After years spent in quarantine or masked up, families are finally getting back together to celebrate this Holiday season. Harmless in spirit, these parties can get a little awkward with questions like:
So, are you seeing anyone?
Do you have a job yet?
When are the grandkids coming?!
Wouldn’t it be nice if you could have an escape plan far in advance?
Uber’s campaign, “The Getaway,” highlights how users can now schedule rides up to 30 days in advance — the perfect runaway ride. In the ad, a young couple dodges personal questions and family dread until their pre-scheduled Uber arrives. In typical heist fashion, they dramatically escape the scene — out the window.
Nick Silver, head of mobility marketing at Uber told Adweek, “We know the best advertising doesn’t feel like advertising. We have to break through and entertain, or it’s not worth doing.” Interested to understand if the brain agrees, we decided to test this ad in our recent Holiday study to see if this hilarious and relatable story actually made for an effective creative for Uber.
To find out, we turned to neuroscience. At Neuro-Insight, we look to the subconscious to see how effectively brands (like Uber) are able to communicate their message. Our patented technology, Steady State Topography (SST), allows us to measure second-by-second brain responses that breach the conscious and get to the root of human emotion and decision-making.
Our technology allows us to understand exactly what consumers are encoding into long-term memory.

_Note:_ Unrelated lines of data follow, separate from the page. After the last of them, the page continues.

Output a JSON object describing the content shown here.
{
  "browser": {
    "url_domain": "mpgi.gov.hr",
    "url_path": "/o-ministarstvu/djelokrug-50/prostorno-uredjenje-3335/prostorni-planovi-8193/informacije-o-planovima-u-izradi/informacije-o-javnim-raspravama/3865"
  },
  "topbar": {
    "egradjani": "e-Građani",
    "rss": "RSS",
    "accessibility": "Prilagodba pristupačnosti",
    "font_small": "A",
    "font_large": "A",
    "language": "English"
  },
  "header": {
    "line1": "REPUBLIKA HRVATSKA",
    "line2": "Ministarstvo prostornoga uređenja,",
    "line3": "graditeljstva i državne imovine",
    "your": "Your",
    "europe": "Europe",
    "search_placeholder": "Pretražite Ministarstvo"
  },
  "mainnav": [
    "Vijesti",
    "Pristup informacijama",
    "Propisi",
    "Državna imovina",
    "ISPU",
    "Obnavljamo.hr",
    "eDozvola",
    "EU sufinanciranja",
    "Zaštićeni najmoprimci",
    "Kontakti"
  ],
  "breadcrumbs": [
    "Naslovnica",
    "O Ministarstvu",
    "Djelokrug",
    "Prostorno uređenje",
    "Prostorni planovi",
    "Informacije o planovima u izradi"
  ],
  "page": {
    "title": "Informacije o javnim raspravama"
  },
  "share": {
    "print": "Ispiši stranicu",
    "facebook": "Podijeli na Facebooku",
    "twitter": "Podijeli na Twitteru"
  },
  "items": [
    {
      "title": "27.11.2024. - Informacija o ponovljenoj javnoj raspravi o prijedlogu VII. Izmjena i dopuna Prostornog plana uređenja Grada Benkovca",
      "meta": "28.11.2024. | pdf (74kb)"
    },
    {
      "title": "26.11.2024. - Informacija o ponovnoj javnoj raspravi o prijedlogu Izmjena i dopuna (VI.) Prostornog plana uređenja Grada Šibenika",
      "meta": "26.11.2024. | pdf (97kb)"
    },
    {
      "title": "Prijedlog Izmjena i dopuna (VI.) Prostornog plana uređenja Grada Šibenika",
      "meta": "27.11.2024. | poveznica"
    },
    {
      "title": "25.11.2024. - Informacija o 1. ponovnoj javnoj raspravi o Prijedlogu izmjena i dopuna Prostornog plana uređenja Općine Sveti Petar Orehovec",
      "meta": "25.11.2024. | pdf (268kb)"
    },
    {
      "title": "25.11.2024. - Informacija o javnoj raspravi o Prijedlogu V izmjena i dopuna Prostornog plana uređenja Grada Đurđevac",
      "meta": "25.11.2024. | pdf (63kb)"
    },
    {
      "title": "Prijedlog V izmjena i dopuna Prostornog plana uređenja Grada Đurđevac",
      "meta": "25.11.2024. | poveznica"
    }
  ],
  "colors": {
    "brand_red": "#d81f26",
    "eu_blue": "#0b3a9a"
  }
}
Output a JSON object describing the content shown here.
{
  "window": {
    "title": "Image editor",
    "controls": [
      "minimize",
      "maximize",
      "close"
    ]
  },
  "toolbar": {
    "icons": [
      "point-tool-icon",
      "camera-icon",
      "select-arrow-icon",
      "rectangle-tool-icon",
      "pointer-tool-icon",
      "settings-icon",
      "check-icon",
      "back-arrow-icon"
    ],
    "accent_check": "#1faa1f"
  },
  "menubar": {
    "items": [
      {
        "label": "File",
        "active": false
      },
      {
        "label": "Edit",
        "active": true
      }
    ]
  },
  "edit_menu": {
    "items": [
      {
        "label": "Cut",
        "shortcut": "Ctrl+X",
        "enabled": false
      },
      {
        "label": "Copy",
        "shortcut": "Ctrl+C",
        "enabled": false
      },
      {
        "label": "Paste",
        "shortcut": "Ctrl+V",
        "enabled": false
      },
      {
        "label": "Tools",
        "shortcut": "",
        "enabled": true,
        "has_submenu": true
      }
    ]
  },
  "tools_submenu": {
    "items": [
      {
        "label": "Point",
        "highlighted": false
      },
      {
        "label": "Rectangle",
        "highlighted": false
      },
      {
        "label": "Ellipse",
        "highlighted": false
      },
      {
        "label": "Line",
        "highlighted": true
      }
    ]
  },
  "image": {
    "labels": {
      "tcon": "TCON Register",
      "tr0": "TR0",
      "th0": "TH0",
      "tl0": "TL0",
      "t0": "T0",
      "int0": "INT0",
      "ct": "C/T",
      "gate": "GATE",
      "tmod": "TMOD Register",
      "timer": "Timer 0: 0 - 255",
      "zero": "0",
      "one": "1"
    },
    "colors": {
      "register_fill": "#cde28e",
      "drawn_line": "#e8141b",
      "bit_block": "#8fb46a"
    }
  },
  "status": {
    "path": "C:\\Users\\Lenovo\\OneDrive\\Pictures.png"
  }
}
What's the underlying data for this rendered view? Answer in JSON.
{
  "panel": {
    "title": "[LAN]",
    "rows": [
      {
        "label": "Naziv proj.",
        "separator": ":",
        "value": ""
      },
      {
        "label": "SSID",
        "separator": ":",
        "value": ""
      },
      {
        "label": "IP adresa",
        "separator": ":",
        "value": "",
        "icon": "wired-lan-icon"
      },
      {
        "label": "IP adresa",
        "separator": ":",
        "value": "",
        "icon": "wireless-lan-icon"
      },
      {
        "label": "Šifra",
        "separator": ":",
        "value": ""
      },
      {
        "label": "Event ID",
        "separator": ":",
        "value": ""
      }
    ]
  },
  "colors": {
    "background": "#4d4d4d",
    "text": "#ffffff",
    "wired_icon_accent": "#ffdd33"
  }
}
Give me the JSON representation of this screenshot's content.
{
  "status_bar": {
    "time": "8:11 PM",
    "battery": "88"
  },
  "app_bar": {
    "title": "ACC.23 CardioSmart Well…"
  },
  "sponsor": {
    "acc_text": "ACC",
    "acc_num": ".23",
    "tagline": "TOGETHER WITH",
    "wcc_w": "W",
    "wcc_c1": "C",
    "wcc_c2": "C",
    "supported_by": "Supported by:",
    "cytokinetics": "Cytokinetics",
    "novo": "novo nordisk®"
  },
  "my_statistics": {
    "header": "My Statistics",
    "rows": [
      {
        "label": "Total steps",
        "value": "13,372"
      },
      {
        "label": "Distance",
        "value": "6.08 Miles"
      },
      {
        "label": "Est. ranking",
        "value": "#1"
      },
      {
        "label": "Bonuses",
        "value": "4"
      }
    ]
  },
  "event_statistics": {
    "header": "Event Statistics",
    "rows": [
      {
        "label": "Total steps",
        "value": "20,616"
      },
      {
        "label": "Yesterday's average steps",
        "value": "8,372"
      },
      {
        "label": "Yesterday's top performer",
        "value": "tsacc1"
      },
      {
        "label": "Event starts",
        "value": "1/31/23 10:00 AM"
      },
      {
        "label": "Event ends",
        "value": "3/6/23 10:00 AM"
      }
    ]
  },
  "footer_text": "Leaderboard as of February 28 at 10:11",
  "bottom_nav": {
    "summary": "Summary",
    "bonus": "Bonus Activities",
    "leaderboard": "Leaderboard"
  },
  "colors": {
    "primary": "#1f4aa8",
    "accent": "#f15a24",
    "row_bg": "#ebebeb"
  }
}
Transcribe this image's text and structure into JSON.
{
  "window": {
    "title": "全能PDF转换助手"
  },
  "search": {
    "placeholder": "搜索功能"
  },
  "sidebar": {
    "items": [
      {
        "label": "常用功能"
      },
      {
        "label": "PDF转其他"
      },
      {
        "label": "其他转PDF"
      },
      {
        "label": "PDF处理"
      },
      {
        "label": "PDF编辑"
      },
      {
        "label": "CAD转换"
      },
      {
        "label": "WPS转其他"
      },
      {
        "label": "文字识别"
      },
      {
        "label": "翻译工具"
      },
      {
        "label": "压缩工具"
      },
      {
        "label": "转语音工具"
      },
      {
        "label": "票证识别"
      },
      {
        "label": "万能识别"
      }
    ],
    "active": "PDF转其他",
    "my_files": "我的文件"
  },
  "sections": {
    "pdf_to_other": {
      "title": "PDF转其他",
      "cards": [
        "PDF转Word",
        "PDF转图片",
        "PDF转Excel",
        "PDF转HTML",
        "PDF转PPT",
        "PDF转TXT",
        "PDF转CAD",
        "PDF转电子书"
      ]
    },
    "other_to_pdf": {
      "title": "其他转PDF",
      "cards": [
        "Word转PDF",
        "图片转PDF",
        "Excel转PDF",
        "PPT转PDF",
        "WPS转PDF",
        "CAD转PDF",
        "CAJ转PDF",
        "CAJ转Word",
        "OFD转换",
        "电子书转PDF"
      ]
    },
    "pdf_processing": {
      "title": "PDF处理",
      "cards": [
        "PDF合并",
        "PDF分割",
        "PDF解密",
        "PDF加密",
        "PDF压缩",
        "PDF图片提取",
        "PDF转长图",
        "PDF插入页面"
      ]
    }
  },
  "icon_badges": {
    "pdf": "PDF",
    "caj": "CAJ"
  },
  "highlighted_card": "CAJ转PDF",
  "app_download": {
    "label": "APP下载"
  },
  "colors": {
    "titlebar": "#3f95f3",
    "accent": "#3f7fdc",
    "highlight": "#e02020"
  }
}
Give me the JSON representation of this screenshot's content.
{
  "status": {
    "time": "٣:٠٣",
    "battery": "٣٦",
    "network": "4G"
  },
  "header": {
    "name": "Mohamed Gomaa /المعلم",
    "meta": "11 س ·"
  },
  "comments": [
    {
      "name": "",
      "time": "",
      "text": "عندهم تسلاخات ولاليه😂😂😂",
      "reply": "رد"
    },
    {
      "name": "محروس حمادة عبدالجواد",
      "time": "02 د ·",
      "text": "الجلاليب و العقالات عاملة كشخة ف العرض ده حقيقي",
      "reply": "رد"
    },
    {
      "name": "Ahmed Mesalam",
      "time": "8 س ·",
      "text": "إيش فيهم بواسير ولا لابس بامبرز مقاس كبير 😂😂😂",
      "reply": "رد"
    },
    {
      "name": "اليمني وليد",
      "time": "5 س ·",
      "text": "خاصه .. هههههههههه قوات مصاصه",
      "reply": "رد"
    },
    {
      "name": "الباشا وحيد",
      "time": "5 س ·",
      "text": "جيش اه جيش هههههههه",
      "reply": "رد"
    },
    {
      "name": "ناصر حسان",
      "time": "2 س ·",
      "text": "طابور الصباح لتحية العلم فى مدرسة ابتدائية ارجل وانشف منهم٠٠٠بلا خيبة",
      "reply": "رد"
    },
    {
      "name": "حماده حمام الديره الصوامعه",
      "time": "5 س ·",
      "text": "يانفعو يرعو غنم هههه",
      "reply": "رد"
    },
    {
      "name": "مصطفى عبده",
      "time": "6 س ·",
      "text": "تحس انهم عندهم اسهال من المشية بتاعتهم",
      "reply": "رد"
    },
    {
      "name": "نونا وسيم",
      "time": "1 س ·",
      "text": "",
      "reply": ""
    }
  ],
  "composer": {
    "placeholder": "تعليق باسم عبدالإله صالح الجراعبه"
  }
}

Memory matters because what we subconsciously decide to store in memory today becomes the base for our decision-making in the future (it is a predictive measure). As we explore what consumers are encoding into memory, we also look to the brain to tell us why a particular event or message is being stored — for this, we leverage key diagnostic metrics including approach / withdrawal, emotional intensity, and engagement.
After our in-depth neuro-analysis, we found that Uber’s getaway ad — while fun and entertaining — missed the mark when it came to branding and messaging. Here is what we learned:
Don’t overshadow the details with the story.
Often, we measure the success of the ad by analyzing the brand breakthrough — does the branding and the messaging get encoded into long-term memory? Or did your media buy only serve to entertain with no brand gain?
This Uber ad is a great example of a memorable narrative, but the brand breakthrough is low. We know this because there are many global memory encoding peaks. This measures the consumers’ processing of thematic elements in the ad (think narrative structure, visual style, music, etc.). For example, when the girl whispers, “It’s time… go,” we notice a sharp increase in global memory accompanied by high engagement and emotional intensity. These diagnostic measures indicate personal relevance and strength of emotion respectively. Perhaps, viewers are relating to the urge to escape awkward family dinners and therefore are highly engaged with the story. We see global memory peak again as the door handle jiggles during the wild escape.
While the audience is clearly entertained, we do not see detail memory encoding peaks during any key branding moments. This measures the consumers’ processing of detail elements in an ad (key messaging, brand logo, call to action, etc.). High numbers correlate with future in-market behavior as these pertain to these brand messaging details.
This is all to say, Silver was right in describing this ad as entertainment. But without detail encoding of key branding moments, it’s possible that viewers will only remember the story but will fail to associate it with Uber.
Music transitions offer great points for branding.
In ads like these, optimization is key. A strong narrative tied with brand breakthrough is the golden ticket, so how could we reshuffle Uber’s scenes to make for a more effective creative?
Notice between seconds 12-14 there is a peak in detail memory encoding. We have seen how impactful moments of transition can be (whether visual or auditory); musical transitions can boost long term memory encoding. But, all that is on the screen is “This Thanksgiving.” What if Uber placed their Uber Reserve branding here with the key message: “Reserve up to 30 days in advance”? Small changes like this could help tie the narrative, message, and brand together.
In a swarm of Holiday ads, it seems impossible to make your brand stand out. “The Getaway” acts as an example of how to make amazing entertainment, theatrical in nature and presented like a movie trailer. But, without optimizing moments of high detail memory encoding, there will be no subconscious association with story and brand/message. Our advice to Uber would be to not let their audience get away before the end of the party…or their ad won’t be remembered.